Each entry has to be set down again with no alteration.

Interface dataset entries:
---+---

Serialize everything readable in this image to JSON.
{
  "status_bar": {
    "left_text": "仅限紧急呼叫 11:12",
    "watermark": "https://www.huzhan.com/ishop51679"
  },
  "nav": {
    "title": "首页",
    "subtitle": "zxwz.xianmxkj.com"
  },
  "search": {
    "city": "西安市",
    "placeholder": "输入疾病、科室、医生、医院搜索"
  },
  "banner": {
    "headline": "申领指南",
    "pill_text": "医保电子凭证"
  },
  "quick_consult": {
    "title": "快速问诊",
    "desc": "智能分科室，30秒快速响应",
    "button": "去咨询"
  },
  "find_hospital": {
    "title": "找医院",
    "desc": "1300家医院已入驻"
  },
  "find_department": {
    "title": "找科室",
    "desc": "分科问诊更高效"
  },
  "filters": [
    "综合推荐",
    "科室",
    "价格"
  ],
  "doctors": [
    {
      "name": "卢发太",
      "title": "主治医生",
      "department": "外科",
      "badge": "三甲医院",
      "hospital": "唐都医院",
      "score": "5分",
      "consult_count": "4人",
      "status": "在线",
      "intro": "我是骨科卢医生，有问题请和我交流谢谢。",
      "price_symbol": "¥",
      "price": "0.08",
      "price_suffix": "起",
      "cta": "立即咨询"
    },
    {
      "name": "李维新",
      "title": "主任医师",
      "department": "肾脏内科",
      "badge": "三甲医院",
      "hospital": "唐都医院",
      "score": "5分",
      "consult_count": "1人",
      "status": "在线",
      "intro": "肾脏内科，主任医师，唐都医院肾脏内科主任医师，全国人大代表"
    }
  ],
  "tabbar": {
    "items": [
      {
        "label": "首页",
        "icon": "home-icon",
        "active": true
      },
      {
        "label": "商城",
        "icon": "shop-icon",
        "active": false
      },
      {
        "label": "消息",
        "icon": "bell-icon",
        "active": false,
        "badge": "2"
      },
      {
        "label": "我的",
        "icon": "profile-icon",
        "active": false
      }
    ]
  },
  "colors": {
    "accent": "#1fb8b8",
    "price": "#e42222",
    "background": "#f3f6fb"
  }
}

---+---

- _Response_:
Serialize everything readable in this image to JSON.
{
  "status_bar": {
    "left_text": "仅限紧急呼叫 11:12",
    "watermark": "https://www.huzhan.com/ishop51679"
  },
  "nav": {
    "title": "首页",
    "subtitle": "zxwz.xianmxkj.com"
  },
  "search": {
    "city": "西安市",
    "placeholder": "输入疾病、科室、医生、医院搜索"
  },
  "banner": {
    "headline": "申领指南",
    "pill_text": "医保电子凭证"
  },
  "quick_consult": {
    "title": "快速问诊",
    "desc": "智能分科室，30秒快速响应",
    "button": "去咨询"
  },
  "find_hospital": {
    "title": "找医院",
    "desc": "1300家医院已入驻"
  },
  "find_department": {
    "title": "找科室",
    "desc": "分科问诊更高效"
  },
  "filters": [
    "综合推荐",
    "科室",
    "价格"
  ],
  "doctors": [
    {
      "name": "卢发太",
      "title": "主治医生",
      "department": "外科",
      "badge": "三甲医院",
      "hospital": "唐都医院",
      "score": "5分",
      "consult_count": "4人",
      "status": "在线",
      "intro": "我是骨科卢医生，有问题请和我交流谢谢。",
      "price_symbol": "¥",
      "price": "0.08",
      "price_suffix": "起",
      "cta": "立即咨询"
    },
    {
      "name": "李维新",
      "title": "主任医师",
      "department": "肾脏内科",
      "badge": "三甲医院",
      "hospital": "唐都医院",
      "score": "5分",
      "consult_count": "1人",
      "status": "在线",
      "intro": "肾脏内科，主任医师，唐都医院肾脏内科主任医师，全国人大代表"
    }
  ],
  "tabbar": {
    "items": [
      {
        "label": "首页",
        "icon": "home-icon",
        "active": true
      },
      {
        "label": "商城",
        "icon": "shop-icon",
        "active": false
      },
      {
        "label": "消息",
        "icon": "bell-icon",
        "active": false,
        "badge": "2"
      },
      {
        "label": "我的",
        "icon": "profile-icon",
        "active": false
      }
    ]
  },
  "colors": {
    "accent": "#1fb8b8",
    "price": "#e42222",
    "background": "#f3f6fb"
  }
}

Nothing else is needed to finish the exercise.